Motto in English
|"Enter to Learn, Depart to Serve"|
|Affiliation||Baptist Educational and Missionary Convention of South Carolina|
|President||Dr. Luns C. Richardson|
Sumter, South Carolina, |
|Campus||33 acres (13.4 ha), 24 buildings|
Blue and gold|
|Athletics||NAIA Division I|
|Affiliations||Association of Independent Institutions (AII)|
Morris College (MC), located in Sumter, South Carolina, is a four-year, coeducational, liberal arts, private, historically black college founded and operated by the Baptist Educational and Missionary Convention of South Carolina.
Morris College was founded in 1908, initially as a grade school, high school, and college.
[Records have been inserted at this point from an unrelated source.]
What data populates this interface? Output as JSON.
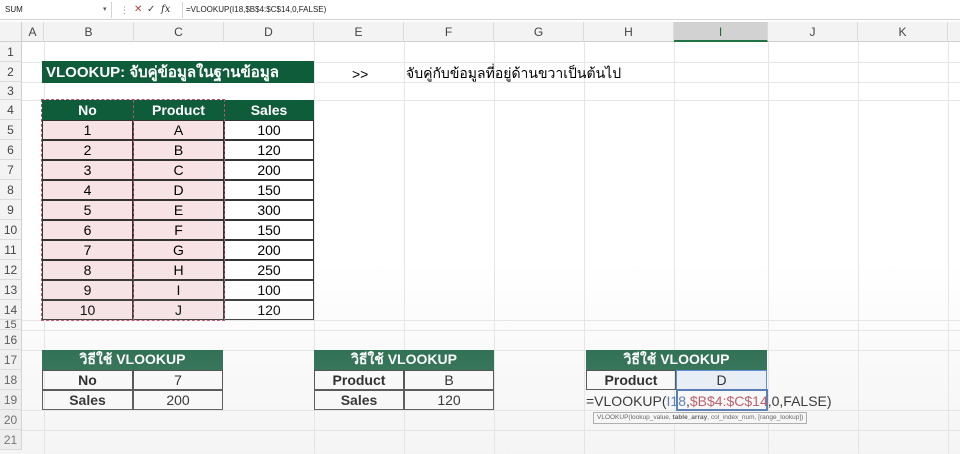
{
  "formula_bar": {
    "name_box": "SUM",
    "formula": "=VLOOKUP(I18,$B$4:$C$14,0,FALSE)"
  },
  "icons": {
    "cancel": "x-icon",
    "enter": "check-icon",
    "function": "fx-icon"
  },
  "columns": [
    "A",
    "B",
    "C",
    "D",
    "E",
    "F",
    "G",
    "H",
    "I",
    "J",
    "K"
  ],
  "rows": [
    "1",
    "2",
    "3",
    "4",
    "5",
    "6",
    "7",
    "8",
    "9",
    "10",
    "11",
    "12",
    "13",
    "14",
    "15",
    "16",
    "17",
    "18",
    "19",
    "20",
    "21"
  ],
  "banner": "VLOOKUP: จับคู่ข้อมูลในฐานข้อมูล",
  "note_arrow": ">>",
  "note_text": "จับคู่กับข้อมูลที่อยู่ด้านขวาเป็นต้นไป",
  "table": {
    "headers": [
      "No",
      "Product",
      "Sales"
    ],
    "rows": [
      [
        "1",
        "A",
        "100"
      ],
      [
        "2",
        "B",
        "120"
      ],
      [
        "3",
        "C",
        "200"
      ],
      [
        "4",
        "D",
        "150"
      ],
      [
        "5",
        "E",
        "300"
      ],
      [
        "6",
        "F",
        "150"
      ],
      [
        "7",
        "G",
        "200"
      ],
      [
        "8",
        "H",
        "250"
      ],
      [
        "9",
        "I",
        "100"
      ],
      [
        "10",
        "J",
        "120"
      ]
    ]
  },
  "box1": {
    "title": "วิธีใช้ VLOOKUP",
    "label1": "No",
    "value1": "7",
    "label2": "Sales",
    "value2": "200"
  },
  "box2": {
    "title": "วิธีใช้ VLOOKUP",
    "label1": "Product",
    "value1": "B",
    "label2": "Sales",
    "value2": "120"
  },
  "box3": {
    "title": "วิธีใช้ VLOOKUP",
    "label1": "Product",
    "value1": "D",
    "formula_parts": {
      "prefix": "=VLOOKUP(",
      "ref1": "I18",
      "comma1": ",",
      "ref2": "$B$4:$C$14",
      "suffix": ",0,FALSE)"
    },
    "tooltip": {
      "start": "VLOOKUP(lookup_value, ",
      "bold": "table_array",
      "end": ", col_index_num, [range_lookup])"
    }
  },
  "colors": {
    "header_green": "#0f5c3a",
    "pink_fill": "#f7e3e6",
    "ref_blue": "#2f5fa8",
    "ref_red": "#b03545",
    "selected_col": "#217346"
  }
}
The college is named after the Reverend Frank Morris because of his outstanding leadership throughout the African American community of South Carolina. The college's first president was Dr. Edward M. Brawley (1908-1912). Morris College awarded its first bachelor's degree in 1915 under the administration of college president Dr. John Jacob Stark.
Morris College offers bachelor's degrees in 20 areas of study. The college is accredited by the Southern Association of Colleges and Schools to award four different types of bachelor's degrees: Bachelor of Arts, Bachelor of Fine Arts, Bachelor of Science, and Bachelor of Science in Education.
To effectively accomplish the purpose and philosophy of Morris College, its academic programs are organized into six academic divisions which oversee their respective departments.
Division of General Studies
- The Division of General Studies allows students to develop a solid academic foundation before entering their major fields.
- Honors Program
Division of Business Administration
- Business Administration
- Organizational Management Program
Division of Education
- Early Childhood Education
- Elementary Education
- Secondary Education
Division of Religion and Humanities
- Mass Communications
- Pastoral Ministry
- Christian Education
- Liberal Studies
- English/Secondary Education
Division of Natural Sciences and Mathematics
- Biology/Secondary Education
- Mathematics/Secondary Education
Division of Social Sciences
- Criminal Justice
- Political Science
- Social Studies/Secondary Education
Greek letter organizations
The university currently has chapters for eight of the nine National Pan-Hellenic Council organizations.
|Alpha Kappa Alpha Sorority||ΑΚΑ||Nu Gamma||ΝΓ|
|Alpha Phi Alpha Fraternity||ΑΦA||Xi Epsilon||ΞE|
|Delta Sigma Theta Sorority||ΔΣΘ||Xi Rho||ΞP|
|Kappa Alpha Psi Fraternity||ΚΑΨ||Lambda Epsilon||ΛE|
|Omega Psi Phi Fraternity||ΩΨΦ||Epsilon Lambda||EΛ|
|Phi Beta Sigma Fraternity||ΦΒΣ||Iota Zeta||IZ|
|Sigma Gamma Rho Sorority||ΣΓΡ||Iota Eta||IH|
|Zeta Phi Beta Sorority||ΖΦΒ||Pi Theta||ΠΘ|
Morris College teams, nicknamed athletically as the Hornets, are part of the National Association of Intercollegiate Athletics (NAIA), primarily competing as an Independent of the Association of Independent Institutions (AII). Men's sports include baseball, basketball, cross country, golf, tennis and track & field; women's sports include basketball, cross country, softball, tennis, track & field and volleyball.
|Dr. Leroy Bowman||1940||one of the original legendary Tuskegee Airmen of World War II|
|Laura Hall||1965||politician; Member of the Alabama House of Representatives from the 19th district|
|Herman Harris||1963||participated in Freedom Rides|
|James T. McCain||Sumter County Council Vice Chairman; civil rights activist; local president of CORE; participated in Freedom Rides|
|Jerry Moore||1963||participated in Freedom Rides|
|Mae Francis Moultrie||1961||participated in Freedom Rides|
|J. David Weeks||1975||politician; Member of the South Carolina House of Representatives from the 51st district; serves on the Judiciary Committee and was chair of the Legislative Black Caucus|
|Isaac Wilson||2011||philanthropist; best selling author; national bullying expert; owner of Listen365 (www.listen365.org)|
- Baptist Educational and Missionary Convention of South Carolina
- "Laura Hall, Alabama House of Representatives". state.al.us. Retrieved 2011-01-30.